A young woman told yesterday how she risked her life to stop a street robbery – while two police officers sat in their patrol car a few yards away.I can't wait to see the excuses offered for this....
Marie Wastlund, 27, was walking home from a night out when she saw three hooded thugs throttling and kicking a woman in view of the police vehicle.
The student waved and shouted to get the attention of the officers – parked only 25 yards away – but they did nothing.
So she waded in herself and pulled the thugs away from their victim by their hoods – at which point they fled. Astonishingly, she then had to dial 999 to summon police help and sat cradling the distraught victim in her arms for ten minutes.Well, Marie, here's what you do next time this happens - tell them they're about to be clamped:

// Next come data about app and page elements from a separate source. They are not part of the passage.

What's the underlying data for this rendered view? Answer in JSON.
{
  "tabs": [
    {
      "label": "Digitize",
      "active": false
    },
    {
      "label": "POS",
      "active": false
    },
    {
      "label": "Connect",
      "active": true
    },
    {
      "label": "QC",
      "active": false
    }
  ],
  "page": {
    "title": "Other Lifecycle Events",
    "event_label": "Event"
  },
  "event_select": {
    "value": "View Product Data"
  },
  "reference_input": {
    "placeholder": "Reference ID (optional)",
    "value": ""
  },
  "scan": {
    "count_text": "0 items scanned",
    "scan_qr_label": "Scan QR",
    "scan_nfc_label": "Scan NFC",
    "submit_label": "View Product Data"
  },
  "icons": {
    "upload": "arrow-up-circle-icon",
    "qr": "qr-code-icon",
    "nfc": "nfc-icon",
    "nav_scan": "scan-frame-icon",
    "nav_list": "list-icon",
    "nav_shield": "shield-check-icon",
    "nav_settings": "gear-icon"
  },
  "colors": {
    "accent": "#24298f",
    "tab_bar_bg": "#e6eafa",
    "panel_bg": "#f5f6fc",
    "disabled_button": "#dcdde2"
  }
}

At one point the two officers got out of their car but, apparently not noticing what was going on, they got back in again.
The officers were sitting in their unmarked cars in private residents’ spaces at the Gunwharf Quays marina retail complex.And so they were clamped. And why not? Aren't they subject to the same laws as everyone else?
They didn't think so. They arrested the clamper.
A Hampshire police spokesman said: ‘Mr Andrews clamped two unmarked police vehicles preventing the officers, who were at Gunwharf as part of a security operation, from conducting their duties. The officers had not left the vehicles at the time they were clamped.’The boss of the clamping firm disputes this:
Andrews, who works for Shoal Enforcement, will appear at South and South East Hampshire Magistrates’ Court in Portsmouth next Friday.
Mike Eames, managing director of the parking enforcement company, denied the officers were in the cars when they were clamped.
‘A member of our staff immobilised two cars parked in private residents’ bays,’ he said. ‘A plainclothes police officer produced his warrant card and requested that both vehicles be released.
‘Our member of staff confirmed he would release the vehicles if the officer would provide confirmation that he was on duty. The officer declined and arrested our member of staff.
‘At no time did the police officer identify himself as a royal protection officer or make any mention of the Queen’s visit.
‘There were no officers in the vehicles during the incident and our member of staff was correctly displaying his licence.’I think this'll be the only time the public are likely to be cheering on a clamping firm in a court case!